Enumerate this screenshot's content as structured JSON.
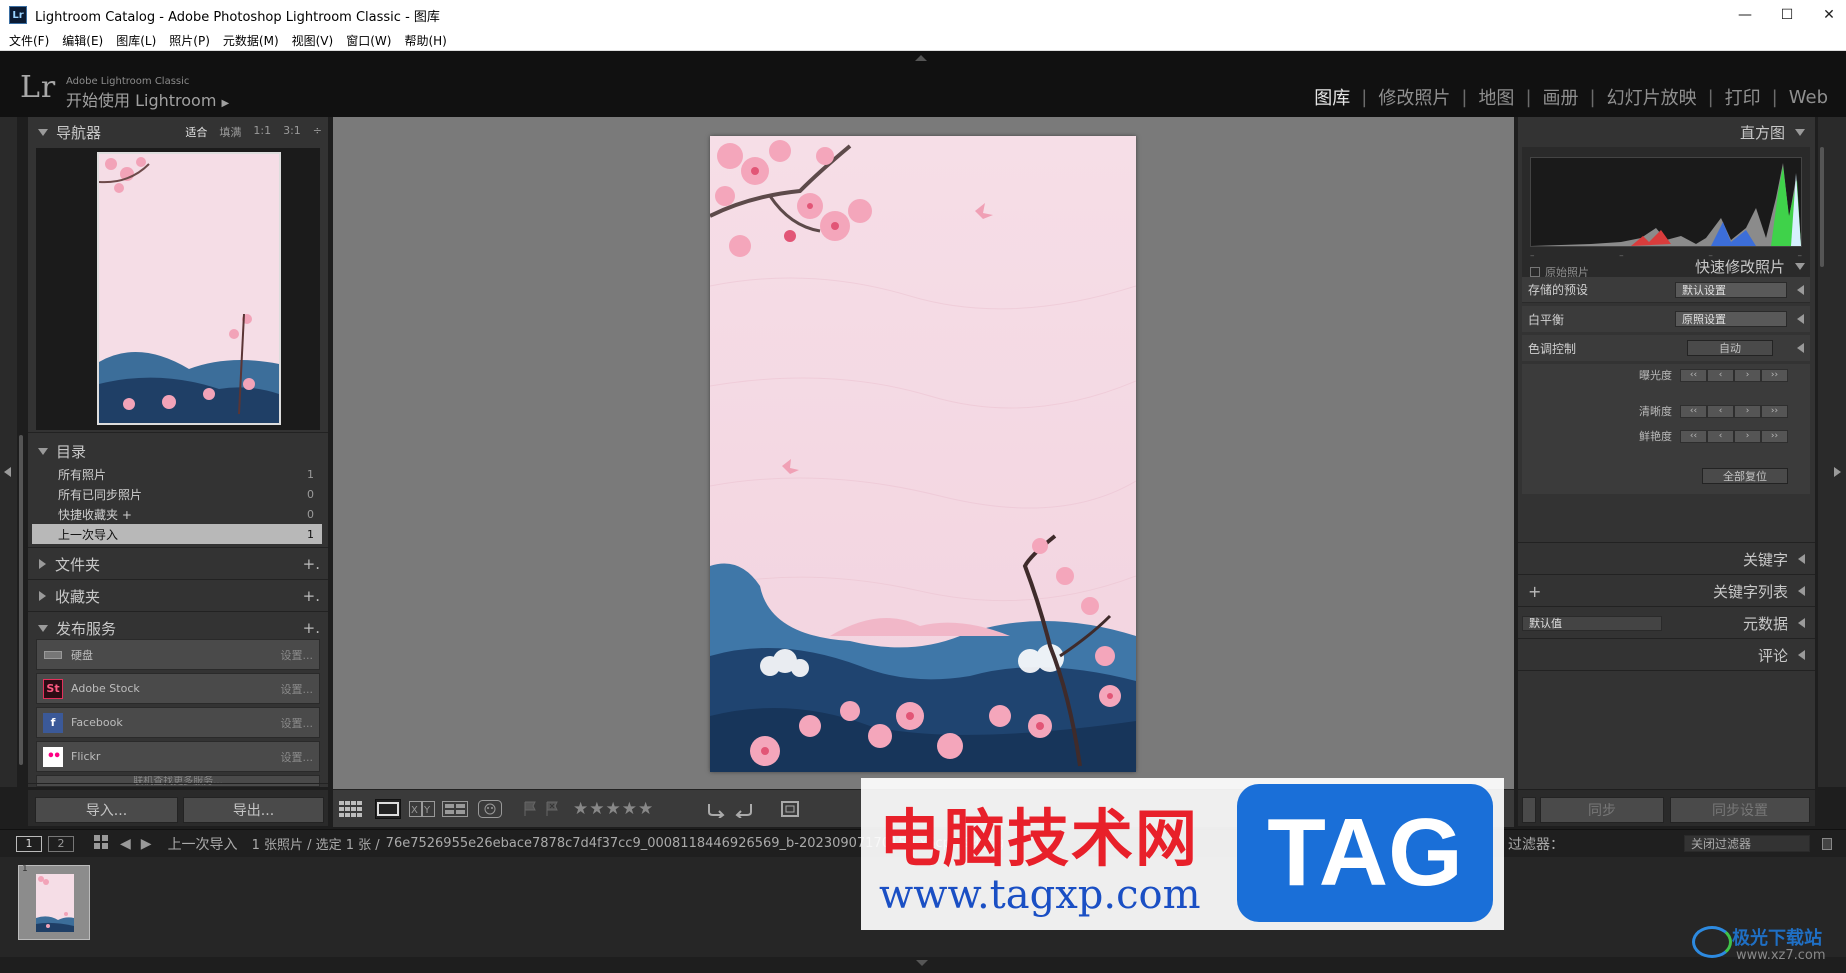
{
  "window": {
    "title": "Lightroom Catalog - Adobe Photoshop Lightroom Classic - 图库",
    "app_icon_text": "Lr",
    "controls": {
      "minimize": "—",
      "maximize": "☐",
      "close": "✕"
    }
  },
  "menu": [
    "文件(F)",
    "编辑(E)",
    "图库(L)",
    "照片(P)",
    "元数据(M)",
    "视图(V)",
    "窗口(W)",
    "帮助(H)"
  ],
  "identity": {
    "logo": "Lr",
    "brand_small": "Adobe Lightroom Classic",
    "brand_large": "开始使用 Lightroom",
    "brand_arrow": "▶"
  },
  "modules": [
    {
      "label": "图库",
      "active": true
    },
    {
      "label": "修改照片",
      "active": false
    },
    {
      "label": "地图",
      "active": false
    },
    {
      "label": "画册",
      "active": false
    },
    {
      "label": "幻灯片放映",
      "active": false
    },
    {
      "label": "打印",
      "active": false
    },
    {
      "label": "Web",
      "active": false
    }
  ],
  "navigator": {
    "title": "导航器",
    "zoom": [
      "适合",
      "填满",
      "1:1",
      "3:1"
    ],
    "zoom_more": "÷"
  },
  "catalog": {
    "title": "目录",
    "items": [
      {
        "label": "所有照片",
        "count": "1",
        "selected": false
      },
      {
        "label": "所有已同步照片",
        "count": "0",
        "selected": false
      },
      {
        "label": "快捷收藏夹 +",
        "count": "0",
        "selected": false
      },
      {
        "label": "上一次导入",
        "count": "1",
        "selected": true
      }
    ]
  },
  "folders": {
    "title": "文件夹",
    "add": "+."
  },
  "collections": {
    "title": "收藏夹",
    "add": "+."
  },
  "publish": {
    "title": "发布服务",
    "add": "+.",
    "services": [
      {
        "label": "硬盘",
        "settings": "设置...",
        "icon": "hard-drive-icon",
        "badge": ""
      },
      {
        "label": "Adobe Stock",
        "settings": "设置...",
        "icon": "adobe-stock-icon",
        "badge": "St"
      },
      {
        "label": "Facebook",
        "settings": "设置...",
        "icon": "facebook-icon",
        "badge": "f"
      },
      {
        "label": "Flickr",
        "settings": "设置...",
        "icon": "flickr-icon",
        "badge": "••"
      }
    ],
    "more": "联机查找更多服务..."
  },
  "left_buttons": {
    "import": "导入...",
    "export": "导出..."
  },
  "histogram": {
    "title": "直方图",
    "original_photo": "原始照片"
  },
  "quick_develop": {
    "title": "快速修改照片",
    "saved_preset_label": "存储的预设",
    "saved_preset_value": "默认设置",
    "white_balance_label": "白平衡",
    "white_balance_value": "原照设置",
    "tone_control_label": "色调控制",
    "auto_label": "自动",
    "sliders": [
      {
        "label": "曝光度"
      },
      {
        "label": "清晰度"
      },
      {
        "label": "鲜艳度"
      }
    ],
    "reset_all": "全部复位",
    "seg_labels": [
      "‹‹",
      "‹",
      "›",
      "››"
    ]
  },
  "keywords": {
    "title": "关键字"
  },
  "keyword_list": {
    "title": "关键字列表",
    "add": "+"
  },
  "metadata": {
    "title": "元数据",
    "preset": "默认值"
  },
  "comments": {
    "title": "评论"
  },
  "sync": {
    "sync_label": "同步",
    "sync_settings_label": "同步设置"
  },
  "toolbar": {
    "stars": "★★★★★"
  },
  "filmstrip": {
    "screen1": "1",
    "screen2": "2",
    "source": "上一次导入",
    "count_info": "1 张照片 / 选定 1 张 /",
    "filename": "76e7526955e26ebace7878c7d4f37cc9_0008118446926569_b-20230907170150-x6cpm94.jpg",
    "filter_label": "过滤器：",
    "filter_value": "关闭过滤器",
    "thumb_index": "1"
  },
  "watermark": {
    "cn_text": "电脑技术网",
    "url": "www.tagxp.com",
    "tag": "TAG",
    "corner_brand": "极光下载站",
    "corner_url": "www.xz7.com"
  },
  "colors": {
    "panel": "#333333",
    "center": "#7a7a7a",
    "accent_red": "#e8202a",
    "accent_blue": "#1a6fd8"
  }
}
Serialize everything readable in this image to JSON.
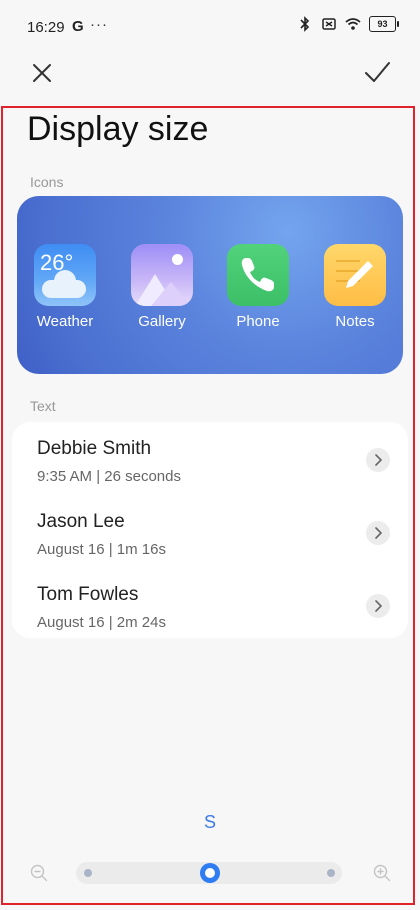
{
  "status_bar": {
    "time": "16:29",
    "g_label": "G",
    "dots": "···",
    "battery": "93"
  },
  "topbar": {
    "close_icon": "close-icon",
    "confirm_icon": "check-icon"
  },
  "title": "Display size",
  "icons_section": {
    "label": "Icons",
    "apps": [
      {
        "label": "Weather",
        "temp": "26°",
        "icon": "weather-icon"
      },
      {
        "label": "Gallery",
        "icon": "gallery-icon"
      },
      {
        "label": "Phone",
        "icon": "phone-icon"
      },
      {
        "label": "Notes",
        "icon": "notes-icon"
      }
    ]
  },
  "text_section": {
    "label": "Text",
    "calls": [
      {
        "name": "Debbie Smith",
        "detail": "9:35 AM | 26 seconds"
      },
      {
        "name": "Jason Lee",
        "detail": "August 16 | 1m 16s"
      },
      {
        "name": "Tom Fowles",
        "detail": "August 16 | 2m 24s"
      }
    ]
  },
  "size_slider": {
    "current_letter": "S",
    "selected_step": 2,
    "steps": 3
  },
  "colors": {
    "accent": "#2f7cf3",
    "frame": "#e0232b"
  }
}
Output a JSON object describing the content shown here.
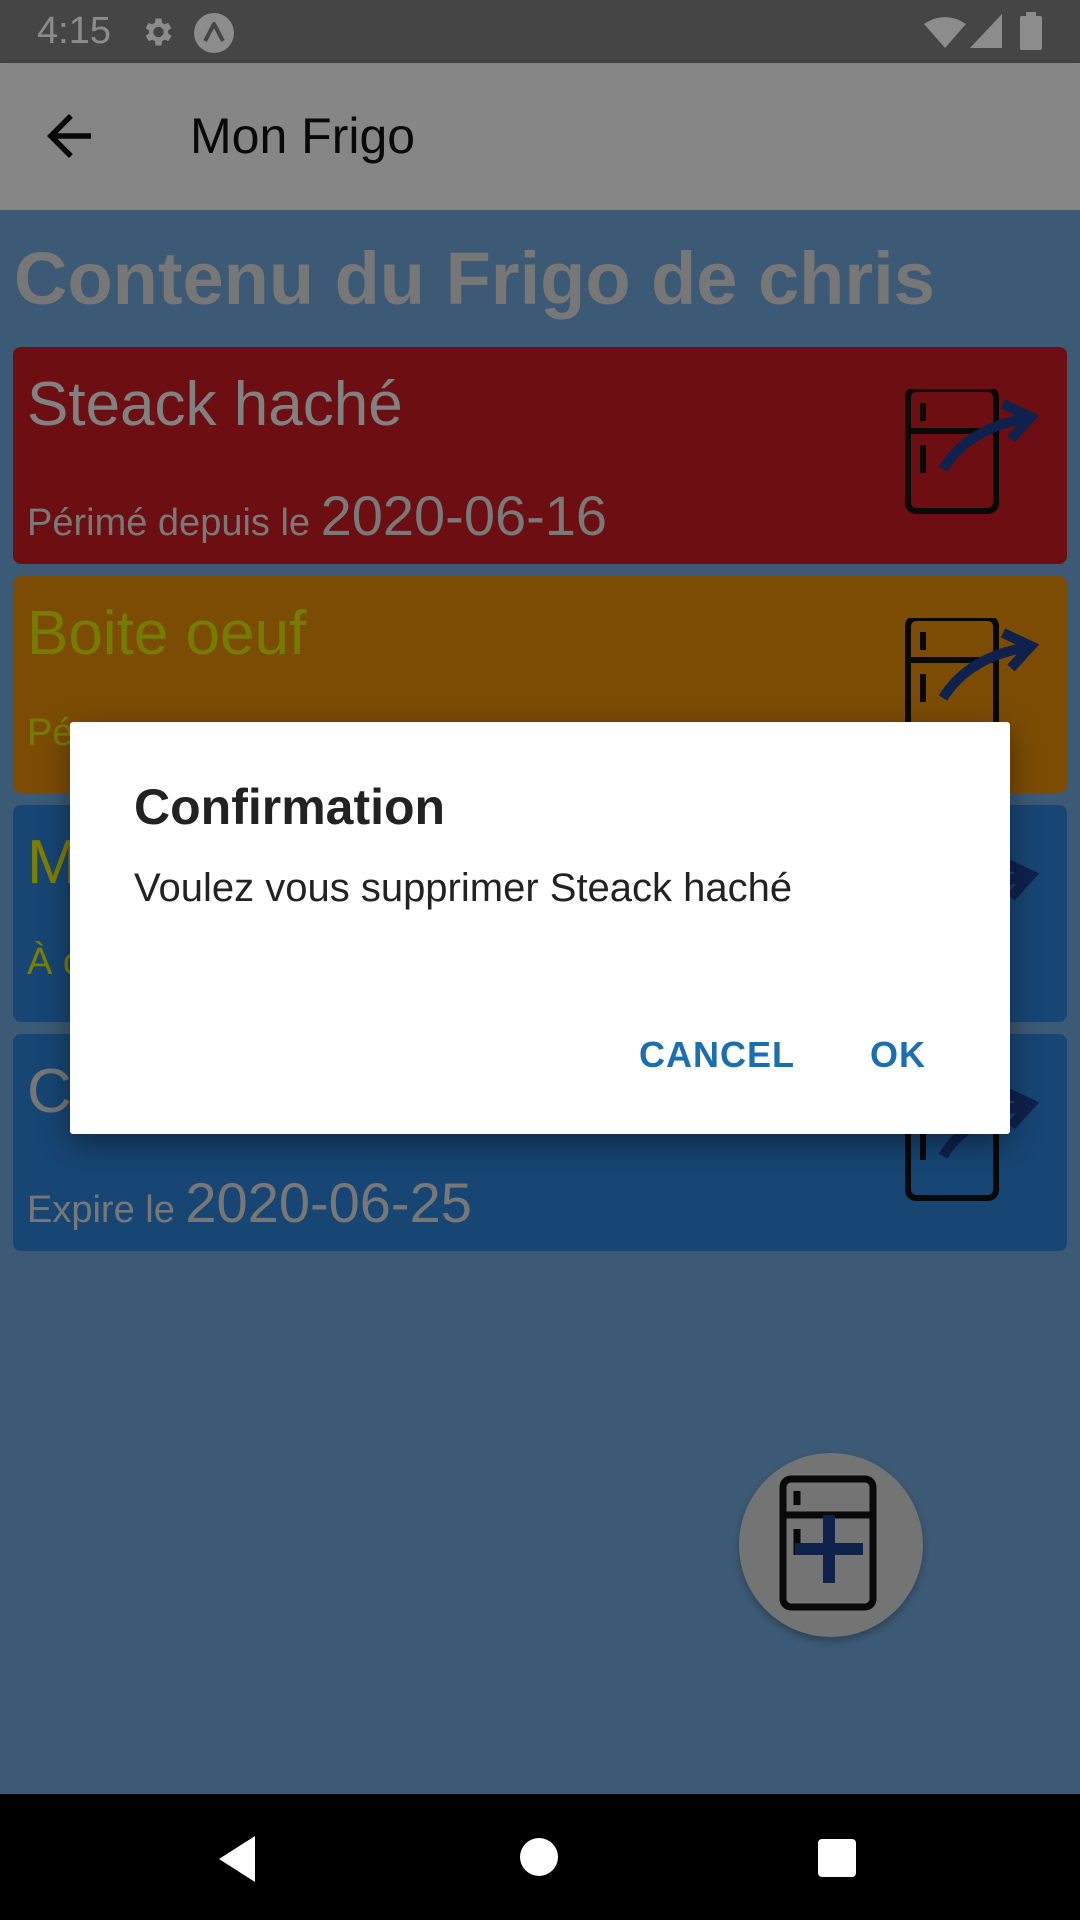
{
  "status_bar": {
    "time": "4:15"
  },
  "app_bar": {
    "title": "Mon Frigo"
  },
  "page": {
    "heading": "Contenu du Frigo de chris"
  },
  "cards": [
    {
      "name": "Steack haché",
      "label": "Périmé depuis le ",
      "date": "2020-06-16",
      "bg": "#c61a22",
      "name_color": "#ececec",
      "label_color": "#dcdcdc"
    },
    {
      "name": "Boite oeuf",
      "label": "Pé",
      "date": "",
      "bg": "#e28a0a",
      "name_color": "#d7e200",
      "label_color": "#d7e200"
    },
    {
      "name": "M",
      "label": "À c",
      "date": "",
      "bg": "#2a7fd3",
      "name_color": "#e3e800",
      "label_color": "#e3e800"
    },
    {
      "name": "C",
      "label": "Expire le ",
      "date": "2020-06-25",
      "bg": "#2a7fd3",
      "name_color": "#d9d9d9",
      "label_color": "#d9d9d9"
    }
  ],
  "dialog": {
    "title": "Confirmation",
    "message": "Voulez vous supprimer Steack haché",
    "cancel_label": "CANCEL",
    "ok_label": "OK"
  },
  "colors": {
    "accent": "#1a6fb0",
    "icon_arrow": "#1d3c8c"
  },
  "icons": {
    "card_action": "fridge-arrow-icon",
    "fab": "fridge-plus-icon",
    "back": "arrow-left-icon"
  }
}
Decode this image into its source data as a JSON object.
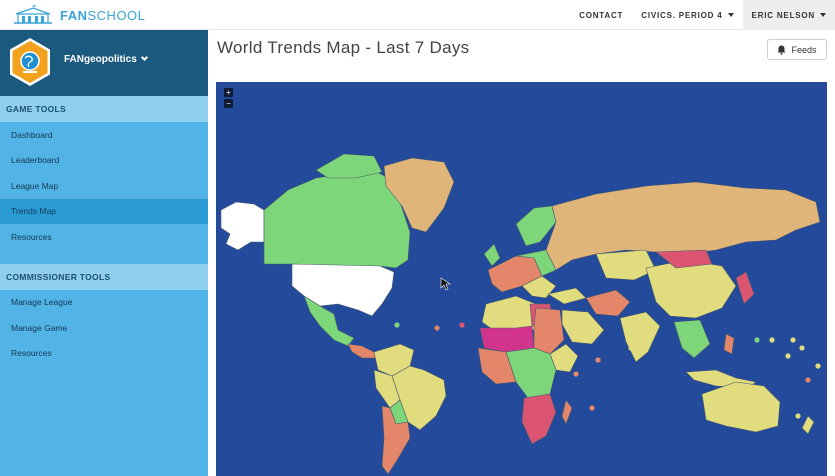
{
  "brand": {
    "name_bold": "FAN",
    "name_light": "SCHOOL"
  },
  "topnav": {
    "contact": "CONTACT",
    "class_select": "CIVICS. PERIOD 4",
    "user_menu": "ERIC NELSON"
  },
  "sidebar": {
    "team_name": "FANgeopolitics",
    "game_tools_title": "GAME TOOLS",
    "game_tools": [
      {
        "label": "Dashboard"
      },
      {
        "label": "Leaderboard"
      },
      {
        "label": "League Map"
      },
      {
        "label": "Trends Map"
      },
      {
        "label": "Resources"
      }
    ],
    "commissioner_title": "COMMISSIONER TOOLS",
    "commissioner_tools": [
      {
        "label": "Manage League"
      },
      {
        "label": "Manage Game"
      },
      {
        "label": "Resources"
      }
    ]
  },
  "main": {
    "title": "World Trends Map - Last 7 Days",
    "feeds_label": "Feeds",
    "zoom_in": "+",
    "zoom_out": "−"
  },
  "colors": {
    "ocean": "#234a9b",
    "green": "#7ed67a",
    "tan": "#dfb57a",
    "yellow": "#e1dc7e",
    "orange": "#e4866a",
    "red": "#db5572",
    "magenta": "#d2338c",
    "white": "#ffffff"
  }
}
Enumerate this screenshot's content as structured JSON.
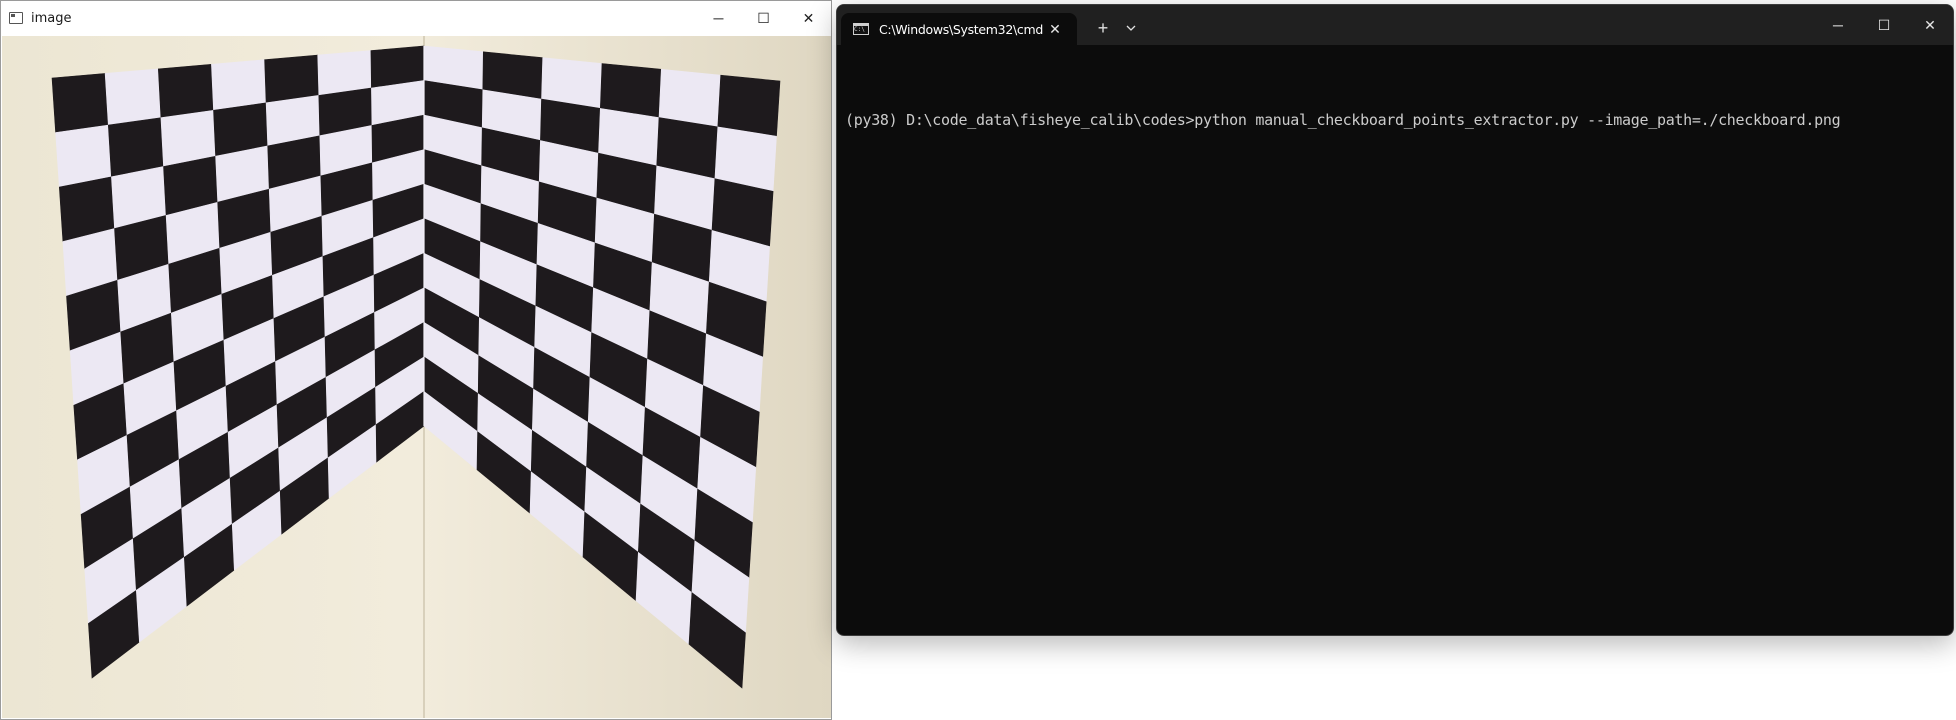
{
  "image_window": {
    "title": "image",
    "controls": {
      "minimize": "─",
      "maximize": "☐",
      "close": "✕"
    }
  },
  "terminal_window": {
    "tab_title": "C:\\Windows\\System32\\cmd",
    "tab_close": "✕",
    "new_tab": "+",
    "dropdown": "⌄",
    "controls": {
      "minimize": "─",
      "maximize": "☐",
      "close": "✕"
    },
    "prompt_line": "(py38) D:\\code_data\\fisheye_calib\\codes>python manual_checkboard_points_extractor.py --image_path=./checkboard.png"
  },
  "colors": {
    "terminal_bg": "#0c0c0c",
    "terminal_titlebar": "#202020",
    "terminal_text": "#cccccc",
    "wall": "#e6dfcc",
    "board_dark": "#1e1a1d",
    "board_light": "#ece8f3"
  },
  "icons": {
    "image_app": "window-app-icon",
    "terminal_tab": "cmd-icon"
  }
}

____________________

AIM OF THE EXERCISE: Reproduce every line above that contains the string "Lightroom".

PROBLEM SOLUTION:
    "title": "Lightroom Catalog - Adobe Photoshop Lightroom Classic - 图库",
    "brand_small": "Adobe Lightroom Classic",
    "brand_large": "开始使用 Lightroom",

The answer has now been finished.